[Records shown — start]

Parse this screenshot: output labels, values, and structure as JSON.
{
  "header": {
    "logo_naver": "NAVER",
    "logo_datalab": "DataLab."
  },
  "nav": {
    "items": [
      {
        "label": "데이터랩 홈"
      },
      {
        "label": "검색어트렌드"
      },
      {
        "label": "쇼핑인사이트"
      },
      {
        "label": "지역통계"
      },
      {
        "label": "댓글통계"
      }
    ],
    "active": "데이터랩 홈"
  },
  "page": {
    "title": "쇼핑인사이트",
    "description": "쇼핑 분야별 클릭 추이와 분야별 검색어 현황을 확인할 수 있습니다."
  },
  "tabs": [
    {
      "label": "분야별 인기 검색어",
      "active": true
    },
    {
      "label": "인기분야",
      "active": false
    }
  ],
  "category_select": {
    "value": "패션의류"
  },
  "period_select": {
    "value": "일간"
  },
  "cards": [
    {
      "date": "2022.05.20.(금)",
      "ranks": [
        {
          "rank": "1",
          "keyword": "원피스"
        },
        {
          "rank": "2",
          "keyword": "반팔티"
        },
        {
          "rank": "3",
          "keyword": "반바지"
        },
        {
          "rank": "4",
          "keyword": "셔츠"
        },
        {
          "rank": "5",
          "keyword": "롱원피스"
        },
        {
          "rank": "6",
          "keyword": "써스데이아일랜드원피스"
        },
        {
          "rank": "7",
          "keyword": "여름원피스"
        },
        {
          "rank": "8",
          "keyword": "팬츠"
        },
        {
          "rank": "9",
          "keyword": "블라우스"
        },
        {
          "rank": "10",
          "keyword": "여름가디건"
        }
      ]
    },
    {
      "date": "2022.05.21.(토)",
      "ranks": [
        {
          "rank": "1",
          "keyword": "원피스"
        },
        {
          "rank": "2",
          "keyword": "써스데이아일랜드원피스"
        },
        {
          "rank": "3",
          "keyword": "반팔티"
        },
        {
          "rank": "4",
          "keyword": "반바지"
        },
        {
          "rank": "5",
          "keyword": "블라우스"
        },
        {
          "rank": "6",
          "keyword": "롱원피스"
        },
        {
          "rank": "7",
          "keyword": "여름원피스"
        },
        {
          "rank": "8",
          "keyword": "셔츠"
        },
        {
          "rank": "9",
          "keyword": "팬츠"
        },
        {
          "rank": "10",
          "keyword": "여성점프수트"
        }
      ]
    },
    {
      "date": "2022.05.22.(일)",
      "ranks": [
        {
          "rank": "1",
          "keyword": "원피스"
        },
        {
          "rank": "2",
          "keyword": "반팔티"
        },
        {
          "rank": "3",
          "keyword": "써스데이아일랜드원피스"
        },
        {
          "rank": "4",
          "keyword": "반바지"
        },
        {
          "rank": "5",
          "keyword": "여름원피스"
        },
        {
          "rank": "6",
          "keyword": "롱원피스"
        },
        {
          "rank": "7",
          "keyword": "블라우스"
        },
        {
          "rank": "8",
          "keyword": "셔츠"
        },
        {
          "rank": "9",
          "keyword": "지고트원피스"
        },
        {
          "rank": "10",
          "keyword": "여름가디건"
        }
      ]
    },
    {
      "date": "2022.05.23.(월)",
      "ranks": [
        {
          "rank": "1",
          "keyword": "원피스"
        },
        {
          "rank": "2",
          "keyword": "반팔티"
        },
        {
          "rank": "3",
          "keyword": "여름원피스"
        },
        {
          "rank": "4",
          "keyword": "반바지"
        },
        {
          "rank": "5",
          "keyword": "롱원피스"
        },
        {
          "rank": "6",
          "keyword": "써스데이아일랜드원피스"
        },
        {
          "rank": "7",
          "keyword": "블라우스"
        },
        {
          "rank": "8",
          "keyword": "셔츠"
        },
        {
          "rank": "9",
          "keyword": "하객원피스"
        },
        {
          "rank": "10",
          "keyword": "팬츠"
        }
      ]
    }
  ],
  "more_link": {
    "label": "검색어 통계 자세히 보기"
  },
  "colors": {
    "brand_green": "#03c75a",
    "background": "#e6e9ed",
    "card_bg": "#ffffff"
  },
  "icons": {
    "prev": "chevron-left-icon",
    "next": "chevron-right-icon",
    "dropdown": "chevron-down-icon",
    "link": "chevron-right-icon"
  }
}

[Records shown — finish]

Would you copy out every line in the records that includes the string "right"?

    "next": "chevron-right-icon",
    "link": "chevron-right-icon"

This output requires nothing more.